O’Reilly: Women in Technology

Dori Smith (Javascript Guru/Author): BackupBrain: Gender diversity at web conferences.

Kimberly Blessing: Where are all the women? (Revisited)

Anil Dash: The Old Boys Club is for Losers

One last question still bubbles…

This is from my earlier post (which has a lot more reference links):

Aren’t we collectively building an architecture of participation? Our face to face gatherings should mirror that. And if they don’t – then they reveal who we truly care about – don’t they?

Getting shot 4 of 4 today

I’m off to get my last epidural today. The last two had decreasing amounts of effectiveness, so my hopes aren’t all that great. I’ll need to weigh options after this. What next?

Some Ask Metafilter threads:

I have a pain in the butt. Help me fix it.

Grade 4 Spondylolisthesis: your experiences, please.

Help with my lower back pain issue

Garret Vreeland: “The Internet is personal, pervasive, and permanent.”

Emily Gould, formerly of Gawker wrote of her experience sharing her life online in the NYTimes. It’s a weekend must read.

The piece has drawn interesting reaction from here and there, but the response that stood out the most to me was Garret’s:

NY Times, you got snookered. You need editors who’ve had a history on the internet, with experience of the weblogging phenomena going back to the beginning of the revolution.

Why is there such a strong reaction among webloggers to this piece? To us, the lessons gleaned from this article were new eight or nine years ago. Now they’re reflexive, done without thought: Revealing personal information online, is like lending your favorite books. Only lend what you don’t mind losing. Never lend what is valuable to others, without permission. Don’t expect to be forgiven if you do, because you cannot ‘take it back.’

Repeat after me: The Internet is personal, pervasive, and permanent.

Again, louder.

The Internet is personal, pervasive, and permanent.

The sooner you memorize and understand that, the better.

lang:groovy – extend your Spring app with scripting

The Spring Framework offers many ways to ease application development and maintenance, but one that gets my interest really going is its dynamic language support.

codehaus: Dynamic language beans in Spring

codehaus: Groovy and JMX

raible designs: Using Dynamic Languages with Spring with Rod Johnson and Guillaume LaForge

organic thoughts: Spring Meets Groovy!

“the 110 AC outlet”

There’s a good piece in the NYTimes on cloud computing for the uninitiated: Cloud Computing: So You Don’t Have to Stand Still

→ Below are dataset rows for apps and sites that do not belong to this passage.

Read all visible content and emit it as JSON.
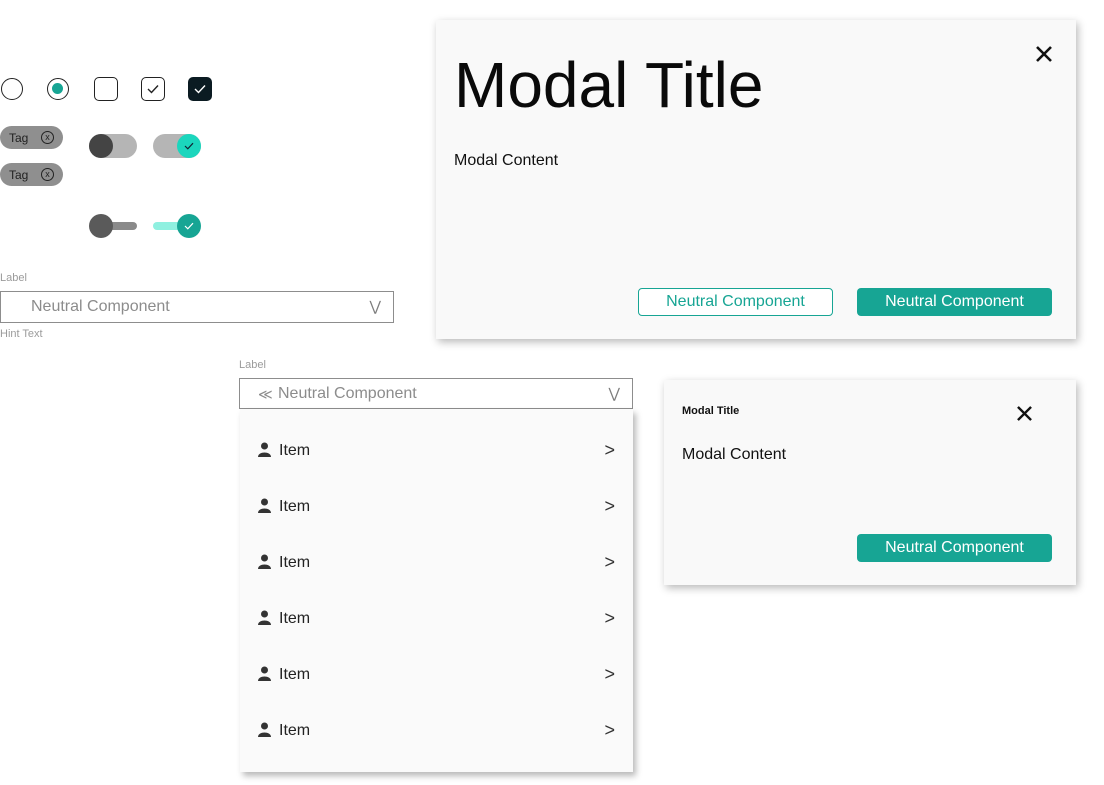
{
  "tags": [
    {
      "label": "Tag"
    },
    {
      "label": "Tag"
    }
  ],
  "select1": {
    "label": "Label",
    "value": "Neutral Component",
    "hint": "Hint Text"
  },
  "select2": {
    "label": "Label",
    "value": "Neutral Component"
  },
  "menu_items": [
    {
      "label": "Item"
    },
    {
      "label": "Item"
    },
    {
      "label": "Item"
    },
    {
      "label": "Item"
    },
    {
      "label": "Item"
    },
    {
      "label": "Item"
    }
  ],
  "modal_large": {
    "title": "Modal Title",
    "content": "Modal Content",
    "secondary_button": "Neutral Component",
    "primary_button": "Neutral Component"
  },
  "modal_small": {
    "title": "Modal Title",
    "content": "Modal Content",
    "primary_button": "Neutral Component"
  },
  "colors": {
    "accent": "#17a594",
    "accent_light": "#8ff0e0",
    "toggle_teal": "#1bd6bd",
    "dark": "#0b1b22"
  }
}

Traditional companies are also beginning to adapt their computing infrastructure to the cloud. Reuven Cohen is founder and chief technologist at Enomaly, a software firm in Etobicoke, Ontario, that helps companies do just that. While most of its clients are technology businesses, Mr. Cohen says Enomaly is working with a New York-based bank that uses cloud computing to develop and test applications. He says that another customer is a large media business that uses the cloud to process video.

He sees this kind of need-driven use as a “fundamental change in how we manage technology.”

In fact, cloud computing is poised to do for technology what the electrical grid did for power, says Nicholas Carr, author of “The Big Switch,” which compares the rise of the cloud to the rise of electric utilities. The electrical grid streamlined operations for companies; when every home had cheap power and outlets, “you had incredible innovation in how to put all that cheap power to use,” Mr. Carr says. He thinks that cloud computing will prompt a similar cycle over the next decade.

There are practical problems that could turn the cloud into a thunderhead. The technology is still emerging: Amazon’s Simple Storage Service (S3) went offline for a couple of hours in February.

Peter O’Kelly, an analyst at the Burton Group, a technology research firm, says he thinks that many established companies will not save money by moving to the cloud. And Alistair Croll, a partner at Bitcurrent, a consulting firm that specializes in Web and cloud technologies, says companies will not be able to put data willy-nilly into the cloud because of security concerns.

At the same time, Mr. Croll says the cloud is here to stay. “The Web has become the interface” for computing, “the 110 AC outlet,” he says. That is a fundamental shift that could power a new cycle of technological innovation.